Task goal:
Could you retype the entries exactly as they are?

*** Records for the task

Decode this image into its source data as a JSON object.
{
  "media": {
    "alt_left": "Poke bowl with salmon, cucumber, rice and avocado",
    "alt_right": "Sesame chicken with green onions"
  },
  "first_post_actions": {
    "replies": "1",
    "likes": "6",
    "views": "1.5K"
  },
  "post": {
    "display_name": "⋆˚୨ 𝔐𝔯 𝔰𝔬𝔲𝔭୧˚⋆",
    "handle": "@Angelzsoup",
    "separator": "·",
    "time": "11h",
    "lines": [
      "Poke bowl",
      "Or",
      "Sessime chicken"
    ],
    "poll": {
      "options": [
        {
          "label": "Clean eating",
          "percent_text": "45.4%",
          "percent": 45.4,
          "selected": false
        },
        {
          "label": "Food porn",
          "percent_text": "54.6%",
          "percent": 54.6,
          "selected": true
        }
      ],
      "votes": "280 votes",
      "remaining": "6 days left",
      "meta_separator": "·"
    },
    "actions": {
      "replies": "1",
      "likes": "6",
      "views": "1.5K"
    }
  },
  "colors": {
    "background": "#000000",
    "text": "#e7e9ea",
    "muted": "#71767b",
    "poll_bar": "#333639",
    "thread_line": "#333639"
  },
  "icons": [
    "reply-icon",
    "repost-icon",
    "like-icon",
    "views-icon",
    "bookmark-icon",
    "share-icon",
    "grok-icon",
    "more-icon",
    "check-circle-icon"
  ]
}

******

Your response:
Decode this image into its source data as a JSON object.
{
  "media": {
    "alt_left": "Poke bowl with salmon, cucumber, rice and avocado",
    "alt_right": "Sesame chicken with green onions"
  },
  "first_post_actions": {
    "replies": "1",
    "likes": "6",
    "views": "1.5K"
  },
  "post": {
    "display_name": "⋆˚୨ 𝔐𝔯 𝔰𝔬𝔲𝔭୧˚⋆",
    "handle": "@Angelzsoup",
    "separator": "·",
    "time": "11h",
    "lines": [
      "Poke bowl",
      "Or",
      "Sessime chicken"
    ],
    "poll": {
      "options": [
        {
          "label": "Clean eating",
          "percent_text": "45.4%",
          "percent": 45.4,
          "selected": false
        },
        {
          "label": "Food porn",
          "percent_text": "54.6%",
          "percent": 54.6,
          "selected": true
        }
      ],
      "votes": "280 votes",
      "remaining": "6 days left",
      "meta_separator": "·"
    },
    "actions": {
      "replies": "1",
      "likes": "6",
      "views": "1.5K"
    }
  },
  "colors": {
    "background": "#000000",
    "text": "#e7e9ea",
    "muted": "#71767b",
    "poll_bar": "#333639",
    "thread_line": "#333639"
  },
  "icons": [
    "reply-icon",
    "repost-icon",
    "like-icon",
    "views-icon",
    "bookmark-icon",
    "share-icon",
    "grok-icon",
    "more-icon",
    "check-circle-icon"
  ]
}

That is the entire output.